Excerpts from an interface dataset

____

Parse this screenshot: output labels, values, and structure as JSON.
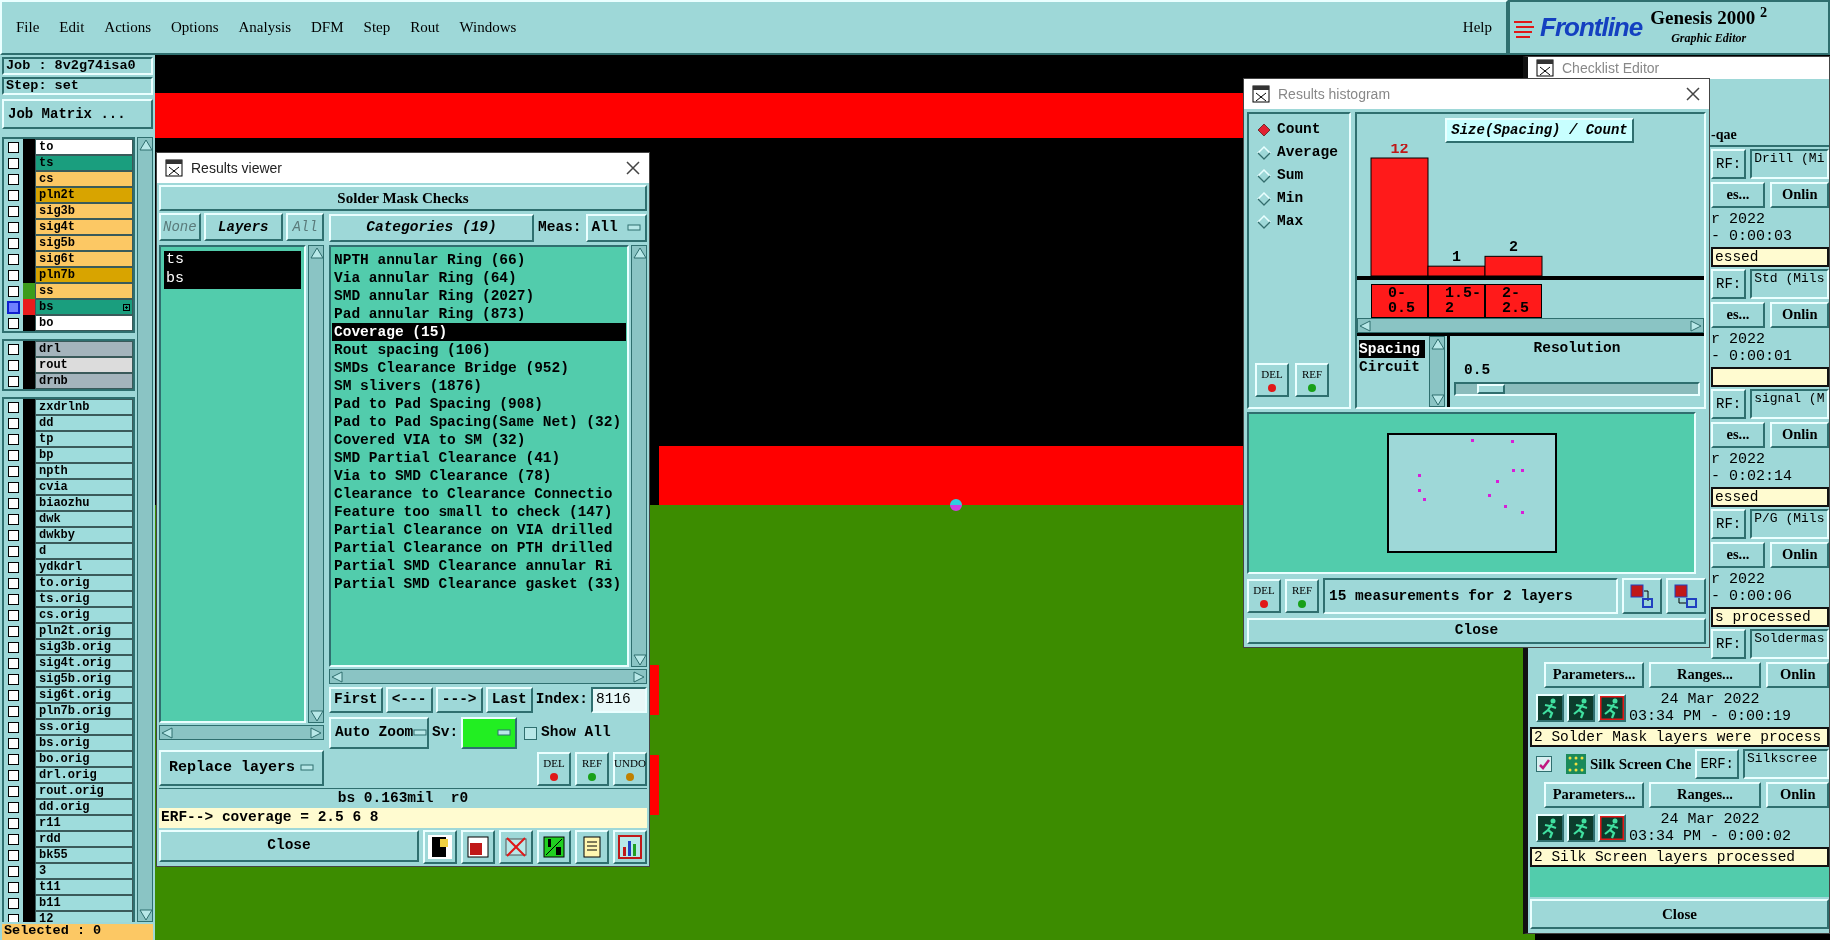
{
  "menu": {
    "items": [
      "File",
      "Edit",
      "Actions",
      "Options",
      "Analysis",
      "DFM",
      "Step",
      "Rout",
      "Windows"
    ],
    "help": "Help"
  },
  "logo": {
    "brand": "Frontline",
    "product": "Genesis 2000 $^{2}$",
    "subtitle": "Graphic Editor"
  },
  "job_panel": {
    "job": "Job : 8v2g74isa0",
    "step": "Step: set",
    "matrix_button": "Job Matrix ...",
    "groups": [
      {
        "layers": [
          {
            "name": "to",
            "color": "#ffffff",
            "work": false
          },
          {
            "name": "ts",
            "color": "#1a9e7e",
            "work": false
          },
          {
            "name": "cs",
            "color": "#fcc864",
            "work": false
          },
          {
            "name": "pln2t",
            "color": "#d8a400",
            "work": false
          },
          {
            "name": "sig3b",
            "color": "#fcc864",
            "work": false
          },
          {
            "name": "sig4t",
            "color": "#fcc864",
            "work": false
          },
          {
            "name": "sig5b",
            "color": "#fcc864",
            "work": false
          },
          {
            "name": "sig6t",
            "color": "#fcc864",
            "work": false
          },
          {
            "name": "pln7b",
            "color": "#d8a400",
            "work": false
          },
          {
            "name": "ss",
            "color": "#fcc864",
            "swatch": {
              "color": "#3c9c1c"
            },
            "work": false
          },
          {
            "name": "bs",
            "color": "#1a9e7e",
            "swatch": {
              "color": "#e81c1c"
            },
            "work": true
          },
          {
            "name": "bo",
            "color": "#ffffff",
            "work": false
          }
        ]
      },
      {
        "layers": [
          {
            "name": "drl",
            "color": "#a4b4bc",
            "work": false
          },
          {
            "name": "rout",
            "color": "#dcdcdc",
            "work": false
          },
          {
            "name": "drnb",
            "color": "#a4b4bc",
            "work": false
          }
        ]
      },
      {
        "layers": [
          {
            "name": "zxdrlnb",
            "color": "#9edcdc",
            "work": false
          },
          {
            "name": "dd",
            "color": "#9edcdc",
            "work": false
          },
          {
            "name": "tp",
            "color": "#9edcdc",
            "work": false
          },
          {
            "name": "bp",
            "color": "#9edcdc",
            "work": false
          },
          {
            "name": "npth",
            "color": "#9edcdc",
            "work": false
          },
          {
            "name": "cvia",
            "color": "#9edcdc",
            "work": false
          },
          {
            "name": "biaozhu",
            "color": "#9edcdc",
            "work": false
          },
          {
            "name": "dwk",
            "color": "#9edcdc",
            "work": false
          },
          {
            "name": "dwkby",
            "color": "#9edcdc",
            "work": false
          },
          {
            "name": "d",
            "color": "#9edcdc",
            "work": false
          },
          {
            "name": "ydkdrl",
            "color": "#9edcdc",
            "work": false
          },
          {
            "name": "to.orig",
            "color": "#9edcdc",
            "work": false
          },
          {
            "name": "ts.orig",
            "color": "#9edcdc",
            "work": false
          },
          {
            "name": "cs.orig",
            "color": "#9edcdc",
            "work": false
          },
          {
            "name": "pln2t.orig",
            "color": "#9edcdc",
            "work": false
          },
          {
            "name": "sig3b.orig",
            "color": "#9edcdc",
            "work": false
          },
          {
            "name": "sig4t.orig",
            "color": "#9edcdc",
            "work": false
          },
          {
            "name": "sig5b.orig",
            "color": "#9edcdc",
            "work": false
          },
          {
            "name": "sig6t.orig",
            "color": "#9edcdc",
            "work": false
          },
          {
            "name": "pln7b.orig",
            "color": "#9edcdc",
            "work": false
          },
          {
            "name": "ss.orig",
            "color": "#9edcdc",
            "work": false
          },
          {
            "name": "bs.orig",
            "color": "#9edcdc",
            "work": false
          },
          {
            "name": "bo.orig",
            "color": "#9edcdc",
            "work": false
          },
          {
            "name": "drl.orig",
            "color": "#9edcdc",
            "work": false
          },
          {
            "name": "rout.orig",
            "color": "#9edcdc",
            "work": false
          },
          {
            "name": "dd.orig",
            "color": "#9edcdc",
            "work": false
          },
          {
            "name": "r11",
            "color": "#9edcdc",
            "work": false
          },
          {
            "name": "rdd",
            "color": "#9edcdc",
            "work": false
          },
          {
            "name": "bk55",
            "color": "#9edcdc",
            "work": false
          },
          {
            "name": "3",
            "color": "#9edcdc",
            "work": false
          },
          {
            "name": "t11",
            "color": "#9edcdc",
            "work": false
          },
          {
            "name": "b11",
            "color": "#9edcdc",
            "work": false
          },
          {
            "name": "12",
            "color": "#9edcdc",
            "work": false
          }
        ]
      }
    ],
    "selected": "Selected : 0"
  },
  "results_viewer": {
    "title": "Results viewer",
    "header": "Solder Mask Checks",
    "layer_filters": [
      {
        "label": "None",
        "disabled": true
      },
      {
        "label": "Layers",
        "disabled": false
      },
      {
        "label": "All",
        "disabled": true
      }
    ],
    "layers": [
      {
        "name": "ts",
        "selected": true
      },
      {
        "name": "bs",
        "selected": true
      }
    ],
    "replace_menu": "Replace layers",
    "categories_button": "Categories (19)",
    "meas_label": "Meas:",
    "meas_value": "All",
    "categories": [
      {
        "label": "NPTH annular Ring (66)",
        "selected": false
      },
      {
        "label": "Via annular Ring (64)",
        "selected": false
      },
      {
        "label": "SMD annular Ring (2027)",
        "selected": false
      },
      {
        "label": "Pad annular Ring (873)",
        "selected": false
      },
      {
        "label": "Coverage (15)",
        "selected": true
      },
      {
        "label": "Rout spacing (106)",
        "selected": false
      },
      {
        "label": "SMDs Clearance Bridge (952)",
        "selected": false
      },
      {
        "label": "SM slivers (1876)",
        "selected": false
      },
      {
        "label": "Pad to Pad Spacing (908)",
        "selected": false
      },
      {
        "label": "Pad to Pad Spacing(Same Net) (32)",
        "selected": false
      },
      {
        "label": "Covered VIA to SM (32)",
        "selected": false
      },
      {
        "label": "SMD Partial Clearance (41)",
        "selected": false
      },
      {
        "label": "Via to SMD Clearance (78)",
        "selected": false
      },
      {
        "label": "Clearance to Clearance Connectio",
        "selected": false
      },
      {
        "label": "Feature too small to check (147)",
        "selected": false
      },
      {
        "label": "Partial Clearance on VIA drilled",
        "selected": false
      },
      {
        "label": "Partial Clearance on PTH drilled",
        "selected": false
      },
      {
        "label": "Partial SMD Clearance annular Ri",
        "selected": false
      },
      {
        "label": "Partial SMD Clearance gasket (33)",
        "selected": false
      }
    ],
    "nav": [
      "First",
      "<---",
      "--->",
      "Last"
    ],
    "index_label": "Index:",
    "index_value": "8116",
    "zoom_menu": "Auto Zoom",
    "sv_label": "Sv:",
    "show_all": {
      "label": "Show All",
      "checked": false
    },
    "edit_buttons": [
      "DEL",
      "REF",
      "UNDO"
    ],
    "status": "bs 0.163mil  r0",
    "erf_line": "ERF--> coverage = 2.5 6 8",
    "close": "Close"
  },
  "histogram": {
    "title": "Results histogram",
    "modes": [
      {
        "label": "Count",
        "selected": true
      },
      {
        "label": "Average",
        "selected": false
      },
      {
        "label": "Sum",
        "selected": false
      },
      {
        "label": "Min",
        "selected": false
      },
      {
        "label": "Max",
        "selected": false
      }
    ],
    "side_buttons": [
      "DEL",
      "REF"
    ],
    "chart_data": {
      "type": "bar",
      "title": "Size(Spacing) / Count",
      "categories": [
        "0-0.5",
        "1.5-2",
        "2-2.5"
      ],
      "values": [
        12,
        1,
        2
      ],
      "data_labels": true
    },
    "attributes": [
      {
        "label": "Spacing",
        "selected": true
      },
      {
        "label": "Circuit",
        "selected": false
      }
    ],
    "resolution": {
      "label": "Resolution",
      "value": "0.5",
      "level": 0.1
    },
    "bottom_buttons": [
      "DEL",
      "REF"
    ],
    "summary": "15 measurements for 2 layers",
    "close": "Close"
  },
  "checklist": {
    "title": "Checklist Editor",
    "rows": [
      {
        "kind": "title",
        "text": "-qae"
      },
      {
        "kind": "erf",
        "covered": true,
        "erf": "RF:",
        "value": "Drill (Mi"
      },
      {
        "kind": "buttons",
        "covered": true,
        "labels": [
          "es...",
          "Onlin"
        ]
      },
      {
        "kind": "run",
        "covered": true,
        "date": "r 2022",
        "time": "- 0:00:03"
      },
      {
        "kind": "status",
        "covered": true,
        "text": "essed"
      },
      {
        "kind": "erf",
        "covered": true,
        "erf": "RF:",
        "value": "Std (Mils"
      },
      {
        "kind": "buttons",
        "covered": true,
        "labels": [
          "es...",
          "Onlin"
        ]
      },
      {
        "kind": "run",
        "covered": true,
        "date": "r 2022",
        "time": "- 0:00:01"
      },
      {
        "kind": "status",
        "covered": true
      },
      {
        "kind": "erf",
        "covered": true,
        "erf": "RF:",
        "value": "signal (M"
      },
      {
        "kind": "buttons",
        "covered": true,
        "labels": [
          "es...",
          "Onlin"
        ]
      },
      {
        "kind": "run",
        "covered": true,
        "date": "r 2022",
        "time": "- 0:02:14"
      },
      {
        "kind": "status",
        "covered": true,
        "text": "essed"
      },
      {
        "kind": "erf",
        "covered": true,
        "erf": "RF:",
        "value": "P/G (Mils"
      },
      {
        "kind": "buttons",
        "covered": true,
        "labels": [
          "es...",
          "Onlin"
        ]
      },
      {
        "kind": "run",
        "covered": true,
        "date": "r 2022",
        "time": "- 0:00:06"
      },
      {
        "kind": "status",
        "covered": true,
        "text": "s processed"
      },
      {
        "kind": "erf",
        "covered": true,
        "erf": "RF:",
        "value": "Soldermas"
      },
      {
        "kind": "buttons",
        "covered": false,
        "labels": [
          "Parameters...",
          "Ranges...",
          "Onlin"
        ]
      },
      {
        "kind": "run",
        "covered": false,
        "date": "24 Mar 2022",
        "time": "03:34 PM - 0:00:19"
      },
      {
        "kind": "status",
        "covered": false,
        "text": "2 Solder Mask layers were process"
      },
      {
        "kind": "header",
        "checked": true,
        "name": "Silk Screen Che",
        "erf": "ERF:",
        "value": "Silkscree"
      },
      {
        "kind": "buttons",
        "covered": false,
        "labels": [
          "Parameters...",
          "Ranges...",
          "Onlin"
        ]
      },
      {
        "kind": "run",
        "covered": false,
        "date": "24 Mar 2022",
        "time": "03:34 PM - 0:00:02"
      },
      {
        "kind": "status",
        "covered": false,
        "text": "2 Silk Screen layers processed"
      }
    ],
    "close": "Close"
  }
}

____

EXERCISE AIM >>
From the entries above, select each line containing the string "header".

RESULT >>
    "header": "Solder Mask Checks",
        "kind": "header",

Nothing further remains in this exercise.